Data for this task
★ ★ ★ ★

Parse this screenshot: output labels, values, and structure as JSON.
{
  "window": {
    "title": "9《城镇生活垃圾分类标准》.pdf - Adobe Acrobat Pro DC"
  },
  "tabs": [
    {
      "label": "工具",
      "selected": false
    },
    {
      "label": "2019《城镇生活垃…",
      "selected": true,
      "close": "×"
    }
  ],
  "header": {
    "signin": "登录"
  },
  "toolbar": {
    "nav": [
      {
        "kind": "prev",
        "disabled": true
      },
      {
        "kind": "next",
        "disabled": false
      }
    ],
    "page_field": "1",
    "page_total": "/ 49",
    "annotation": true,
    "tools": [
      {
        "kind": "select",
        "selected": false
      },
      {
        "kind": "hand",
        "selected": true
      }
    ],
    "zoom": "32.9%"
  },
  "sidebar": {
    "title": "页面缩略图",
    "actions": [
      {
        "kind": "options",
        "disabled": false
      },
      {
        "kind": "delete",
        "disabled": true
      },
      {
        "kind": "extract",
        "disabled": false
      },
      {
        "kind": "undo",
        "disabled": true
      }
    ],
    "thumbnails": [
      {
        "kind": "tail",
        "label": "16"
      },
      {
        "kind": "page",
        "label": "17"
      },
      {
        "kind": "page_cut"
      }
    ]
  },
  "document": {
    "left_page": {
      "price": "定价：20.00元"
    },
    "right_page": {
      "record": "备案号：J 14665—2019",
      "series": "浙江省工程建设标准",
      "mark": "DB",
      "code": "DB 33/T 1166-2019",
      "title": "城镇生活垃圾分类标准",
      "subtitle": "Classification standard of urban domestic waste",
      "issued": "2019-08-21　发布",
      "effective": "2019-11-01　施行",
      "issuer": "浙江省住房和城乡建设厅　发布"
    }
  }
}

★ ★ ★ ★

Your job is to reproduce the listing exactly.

Response to the exercise
Parse this screenshot: output labels, values, and structure as JSON.
{
  "window": {
    "title": "9《城镇生活垃圾分类标准》.pdf - Adobe Acrobat Pro DC"
  },
  "tabs": [
    {
      "label": "工具",
      "selected": false
    },
    {
      "label": "2019《城镇生活垃…",
      "selected": true,
      "close": "×"
    }
  ],
  "header": {
    "signin": "登录"
  },
  "toolbar": {
    "nav": [
      {
        "kind": "prev",
        "disabled": true
      },
      {
        "kind": "next",
        "disabled": false
      }
    ],
    "page_field": "1",
    "page_total": "/ 49",
    "annotation": true,
    "tools": [
      {
        "kind": "select",
        "selected": false
      },
      {
        "kind": "hand",
        "selected": true
      }
    ],
    "zoom": "32.9%"
  },
  "sidebar": {
    "title": "页面缩略图",
    "actions": [
      {
        "kind": "options",
        "disabled": false
      },
      {
        "kind": "delete",
        "disabled": true
      },
      {
        "kind": "extract",
        "disabled": false
      },
      {
        "kind": "undo",
        "disabled": true
      }
    ],
    "thumbnails": [
      {
        "kind": "tail",
        "label": "16"
      },
      {
        "kind": "page",
        "label": "17"
      },
      {
        "kind": "page_cut"
      }
    ]
  },
  "document": {
    "left_page": {
      "price": "定价：20.00元"
    },
    "right_page": {
      "record": "备案号：J 14665—2019",
      "series": "浙江省工程建设标准",
      "mark": "DB",
      "code": "DB 33/T 1166-2019",
      "title": "城镇生活垃圾分类标准",
      "subtitle": "Classification standard of urban domestic waste",
      "issued": "2019-08-21　发布",
      "effective": "2019-11-01　施行",
      "issuer": "浙江省住房和城乡建设厅　发布"
    }
  }
}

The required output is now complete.